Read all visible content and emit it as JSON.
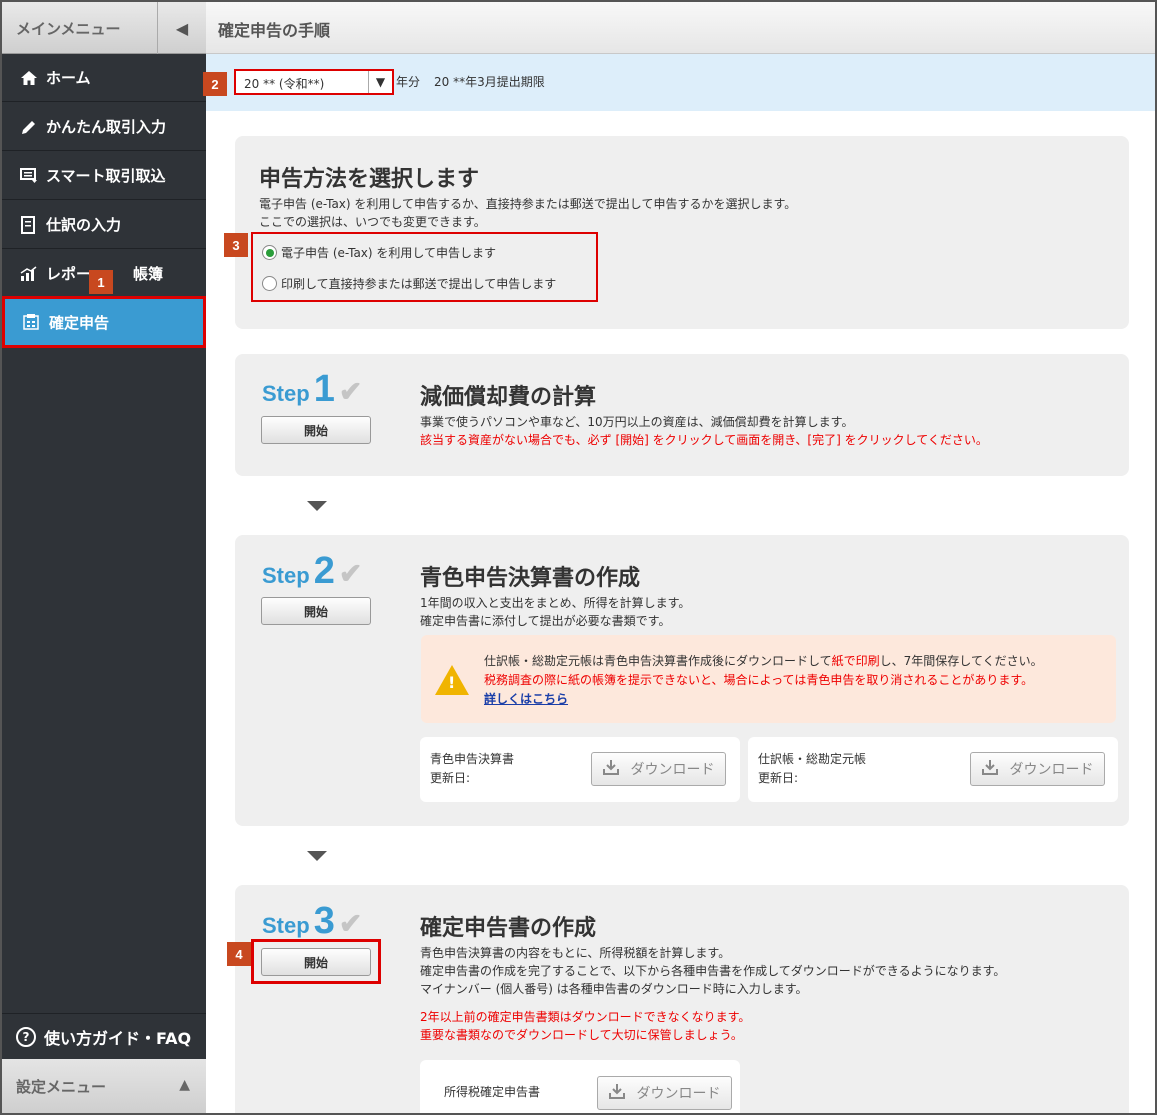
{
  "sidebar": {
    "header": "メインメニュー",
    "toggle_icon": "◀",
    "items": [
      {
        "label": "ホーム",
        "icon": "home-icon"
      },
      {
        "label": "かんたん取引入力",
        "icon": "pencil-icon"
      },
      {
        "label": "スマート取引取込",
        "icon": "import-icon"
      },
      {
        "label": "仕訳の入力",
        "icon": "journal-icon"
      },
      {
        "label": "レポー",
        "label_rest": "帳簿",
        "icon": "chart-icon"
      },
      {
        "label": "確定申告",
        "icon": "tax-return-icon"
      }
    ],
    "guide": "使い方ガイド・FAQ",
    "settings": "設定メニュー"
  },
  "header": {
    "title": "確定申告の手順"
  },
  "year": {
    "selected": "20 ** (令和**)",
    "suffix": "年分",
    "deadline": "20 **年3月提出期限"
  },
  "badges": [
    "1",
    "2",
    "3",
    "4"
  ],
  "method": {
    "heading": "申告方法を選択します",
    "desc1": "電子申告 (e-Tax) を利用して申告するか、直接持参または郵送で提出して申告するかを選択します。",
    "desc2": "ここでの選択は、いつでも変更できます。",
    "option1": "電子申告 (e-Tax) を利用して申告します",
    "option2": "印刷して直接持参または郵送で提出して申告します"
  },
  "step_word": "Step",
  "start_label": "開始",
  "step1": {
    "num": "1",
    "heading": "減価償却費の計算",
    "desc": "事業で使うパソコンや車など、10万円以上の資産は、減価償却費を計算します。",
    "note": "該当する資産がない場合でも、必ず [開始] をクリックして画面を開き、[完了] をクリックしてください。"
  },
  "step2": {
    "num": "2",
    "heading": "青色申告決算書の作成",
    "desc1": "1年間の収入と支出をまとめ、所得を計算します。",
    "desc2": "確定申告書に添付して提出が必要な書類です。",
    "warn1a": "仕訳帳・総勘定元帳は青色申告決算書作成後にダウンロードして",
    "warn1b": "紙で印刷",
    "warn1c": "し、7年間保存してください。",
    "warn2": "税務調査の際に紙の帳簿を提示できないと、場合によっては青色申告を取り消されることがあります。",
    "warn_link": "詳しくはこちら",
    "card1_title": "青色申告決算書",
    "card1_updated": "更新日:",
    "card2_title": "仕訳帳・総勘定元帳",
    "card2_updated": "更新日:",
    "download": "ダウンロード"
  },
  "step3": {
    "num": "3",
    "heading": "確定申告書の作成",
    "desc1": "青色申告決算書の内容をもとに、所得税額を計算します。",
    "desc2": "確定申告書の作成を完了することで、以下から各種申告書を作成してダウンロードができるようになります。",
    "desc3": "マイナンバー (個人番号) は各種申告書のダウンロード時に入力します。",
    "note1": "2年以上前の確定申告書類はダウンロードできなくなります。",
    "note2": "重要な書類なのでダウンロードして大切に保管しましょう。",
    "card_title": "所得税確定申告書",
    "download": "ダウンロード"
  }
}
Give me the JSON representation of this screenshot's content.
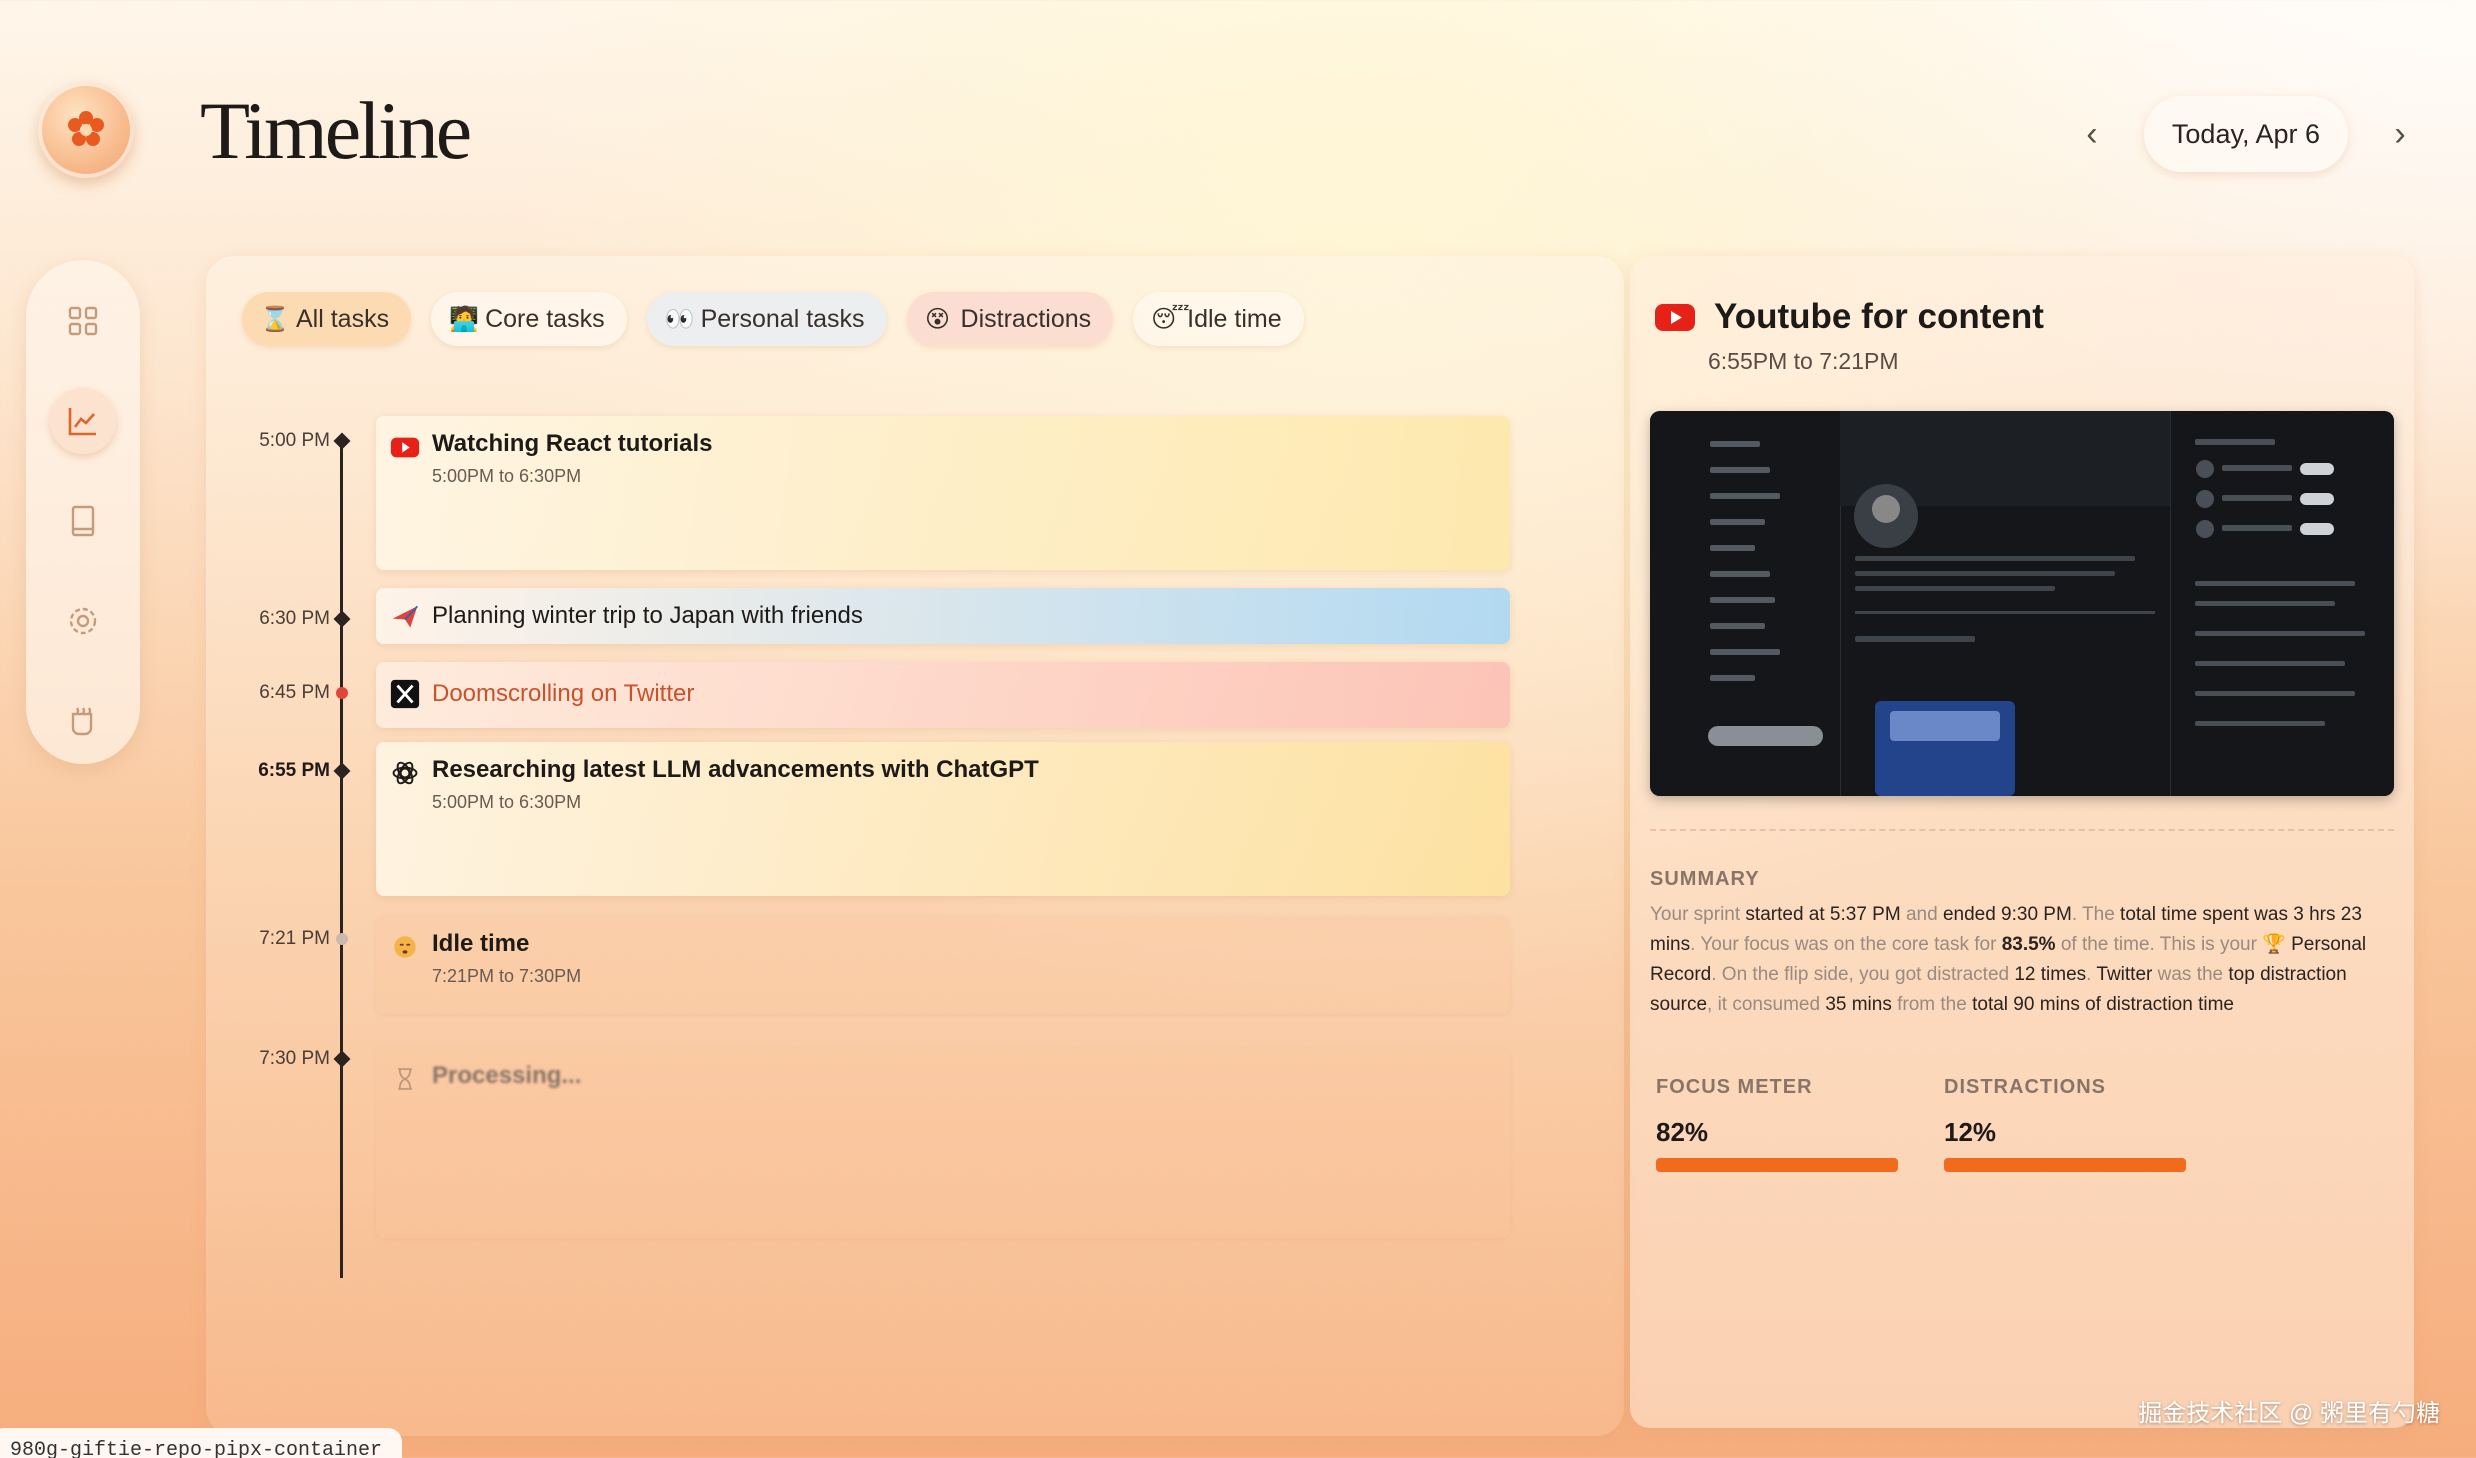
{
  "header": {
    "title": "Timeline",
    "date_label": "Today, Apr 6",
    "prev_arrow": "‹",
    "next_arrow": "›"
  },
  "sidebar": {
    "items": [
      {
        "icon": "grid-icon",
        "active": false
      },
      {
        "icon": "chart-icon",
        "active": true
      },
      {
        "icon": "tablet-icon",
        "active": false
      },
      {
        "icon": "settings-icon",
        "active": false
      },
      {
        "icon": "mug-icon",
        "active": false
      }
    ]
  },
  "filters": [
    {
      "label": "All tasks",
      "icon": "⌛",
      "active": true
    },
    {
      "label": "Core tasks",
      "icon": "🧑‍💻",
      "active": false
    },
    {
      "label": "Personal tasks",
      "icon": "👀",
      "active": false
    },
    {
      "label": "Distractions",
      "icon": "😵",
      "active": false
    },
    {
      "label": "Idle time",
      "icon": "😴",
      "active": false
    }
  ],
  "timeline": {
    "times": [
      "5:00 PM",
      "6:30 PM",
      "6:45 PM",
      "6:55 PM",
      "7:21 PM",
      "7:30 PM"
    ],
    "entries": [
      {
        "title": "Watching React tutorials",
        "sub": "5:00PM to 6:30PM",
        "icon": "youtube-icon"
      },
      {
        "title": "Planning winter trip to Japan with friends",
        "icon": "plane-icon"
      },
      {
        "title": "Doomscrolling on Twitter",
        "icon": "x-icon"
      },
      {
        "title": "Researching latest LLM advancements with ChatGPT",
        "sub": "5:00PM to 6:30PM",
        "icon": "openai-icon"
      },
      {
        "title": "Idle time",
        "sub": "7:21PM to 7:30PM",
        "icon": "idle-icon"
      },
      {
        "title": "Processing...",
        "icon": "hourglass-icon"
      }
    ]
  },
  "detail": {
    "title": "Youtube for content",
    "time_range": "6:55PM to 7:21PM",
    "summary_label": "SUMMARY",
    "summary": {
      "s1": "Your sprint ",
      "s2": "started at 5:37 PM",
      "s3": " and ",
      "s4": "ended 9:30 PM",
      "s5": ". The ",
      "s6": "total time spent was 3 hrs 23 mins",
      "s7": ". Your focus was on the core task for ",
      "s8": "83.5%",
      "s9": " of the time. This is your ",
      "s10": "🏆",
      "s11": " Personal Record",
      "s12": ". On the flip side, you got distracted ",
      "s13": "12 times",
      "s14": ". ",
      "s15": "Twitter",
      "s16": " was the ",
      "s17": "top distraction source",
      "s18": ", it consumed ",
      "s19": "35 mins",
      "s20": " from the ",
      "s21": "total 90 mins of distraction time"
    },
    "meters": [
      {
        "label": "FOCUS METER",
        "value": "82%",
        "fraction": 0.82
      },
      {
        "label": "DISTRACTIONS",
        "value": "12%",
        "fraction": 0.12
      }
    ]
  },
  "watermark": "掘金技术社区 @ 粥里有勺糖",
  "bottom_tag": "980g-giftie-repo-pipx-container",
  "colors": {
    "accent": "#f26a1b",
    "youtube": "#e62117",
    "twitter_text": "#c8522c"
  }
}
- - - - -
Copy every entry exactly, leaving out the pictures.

Response below »
Read all visible content and emit it as JSON.
{
  "sidebar": {
    "header": "メインメニュー",
    "toggle_icon": "◀",
    "items": [
      {
        "label": "ホーム",
        "icon": "home-icon"
      },
      {
        "label": "かんたん取引入力",
        "icon": "pencil-icon"
      },
      {
        "label": "スマート取引取込",
        "icon": "import-icon"
      },
      {
        "label": "仕訳の入力",
        "icon": "journal-icon"
      },
      {
        "label": "レポー",
        "label_rest": "帳簿",
        "icon": "chart-icon"
      },
      {
        "label": "確定申告",
        "icon": "tax-return-icon"
      }
    ],
    "guide": "使い方ガイド・FAQ",
    "settings": "設定メニュー"
  },
  "header": {
    "title": "確定申告の手順"
  },
  "year": {
    "selected": "20 ** (令和**)",
    "suffix": "年分",
    "deadline": "20 **年3月提出期限"
  },
  "badges": [
    "1",
    "2",
    "3",
    "4"
  ],
  "method": {
    "heading": "申告方法を選択します",
    "desc1": "電子申告 (e-Tax) を利用して申告するか、直接持参または郵送で提出して申告するかを選択します。",
    "desc2": "ここでの選択は、いつでも変更できます。",
    "option1": "電子申告 (e-Tax) を利用して申告します",
    "option2": "印刷して直接持参または郵送で提出して申告します"
  },
  "step_word": "Step",
  "start_label": "開始",
  "step1": {
    "num": "1",
    "heading": "減価償却費の計算",
    "desc": "事業で使うパソコンや車など、10万円以上の資産は、減価償却費を計算します。",
    "note": "該当する資産がない場合でも、必ず [開始] をクリックして画面を開き、[完了] をクリックしてください。"
  },
  "step2": {
    "num": "2",
    "heading": "青色申告決算書の作成",
    "desc1": "1年間の収入と支出をまとめ、所得を計算します。",
    "desc2": "確定申告書に添付して提出が必要な書類です。",
    "warn1a": "仕訳帳・総勘定元帳は青色申告決算書作成後にダウンロードして",
    "warn1b": "紙で印刷",
    "warn1c": "し、7年間保存してください。",
    "warn2": "税務調査の際に紙の帳簿を提示できないと、場合によっては青色申告を取り消されることがあります。",
    "warn_link": "詳しくはこちら",
    "card1_title": "青色申告決算書",
    "card1_updated": "更新日:",
    "card2_title": "仕訳帳・総勘定元帳",
    "card2_updated": "更新日:",
    "download": "ダウンロード"
  },
  "step3": {
    "num": "3",
    "heading": "確定申告書の作成",
    "desc1": "青色申告決算書の内容をもとに、所得税額を計算します。",
    "desc2": "確定申告書の作成を完了することで、以下から各種申告書を作成してダウンロードができるようになります。",
    "desc3": "マイナンバー (個人番号) は各種申告書のダウンロード時に入力します。",
    "note1": "2年以上前の確定申告書類はダウンロードできなくなります。",
    "note2": "重要な書類なのでダウンロードして大切に保管しましょう。",
    "card_title": "所得税確定申告書",
    "download": "ダウンロード"
  }
}
Give me the JSON representation of this screenshot's content.
{
  "header": {
    "title": "Timeline",
    "date_label": "Today, Apr 6",
    "prev_arrow": "‹",
    "next_arrow": "›"
  },
  "sidebar": {
    "items": [
      {
        "icon": "grid-icon",
        "active": false
      },
      {
        "icon": "chart-icon",
        "active": true
      },
      {
        "icon": "tablet-icon",
        "active": false
      },
      {
        "icon": "settings-icon",
        "active": false
      },
      {
        "icon": "mug-icon",
        "active": false
      }
    ]
  },
  "filters": [
    {
      "label": "All tasks",
      "icon": "⌛",
      "active": true
    },
    {
      "label": "Core tasks",
      "icon": "🧑‍💻",
      "active": false
    },
    {
      "label": "Personal tasks",
      "icon": "👀",
      "active": false
    },
    {
      "label": "Distractions",
      "icon": "😵",
      "active": false
    },
    {
      "label": "Idle time",
      "icon": "😴",
      "active": false
    }
  ],
  "timeline": {
    "times": [
      "5:00 PM",
      "6:30 PM",
      "6:45 PM",
      "6:55 PM",
      "7:21 PM",
      "7:30 PM"
    ],
    "entries": [
      {
        "title": "Watching React tutorials",
        "sub": "5:00PM to 6:30PM",
        "icon": "youtube-icon"
      },
      {
        "title": "Planning winter trip to Japan with friends",
        "icon": "plane-icon"
      },
      {
        "title": "Doomscrolling on Twitter",
        "icon": "x-icon"
      },
      {
        "title": "Researching latest LLM advancements with ChatGPT",
        "sub": "5:00PM to 6:30PM",
        "icon": "openai-icon"
      },
      {
        "title": "Idle time",
        "sub": "7:21PM to 7:30PM",
        "icon": "idle-icon"
      },
      {
        "title": "Processing...",
        "icon": "hourglass-icon"
      }
    ]
  },
  "detail": {
    "title": "Youtube for content",
    "time_range": "6:55PM to 7:21PM",
    "summary_label": "SUMMARY",
    "summary": {
      "s1": "Your sprint ",
      "s2": "started at 5:37 PM",
      "s3": " and ",
      "s4": "ended 9:30 PM",
      "s5": ". The ",
      "s6": "total time spent was 3 hrs 23 mins",
      "s7": ". Your focus was on the core task for ",
      "s8": "83.5%",
      "s9": " of the time. This is your ",
      "s10": "🏆",
      "s11": " Personal Record",
      "s12": ". On the flip side, you got distracted ",
      "s13": "12 times",
      "s14": ". ",
      "s15": "Twitter",
      "s16": " was the ",
      "s17": "top distraction source",
      "s18": ", it consumed ",
      "s19": "35 mins",
      "s20": " from the ",
      "s21": "total 90 mins of distraction time"
    },
    "meters": [
      {
        "label": "FOCUS METER",
        "value": "82%",
        "fraction": 0.82
      },
      {
        "label": "DISTRACTIONS",
        "value": "12%",
        "fraction": 0.12
      }
    ]
  },
  "watermark": "掘金技术社区 @ 粥里有勺糖",
  "bottom_tag": "980g-giftie-repo-pipx-container",
  "colors": {
    "accent": "#f26a1b",
    "youtube": "#e62117",
    "twitter_text": "#c8522c"
  }
}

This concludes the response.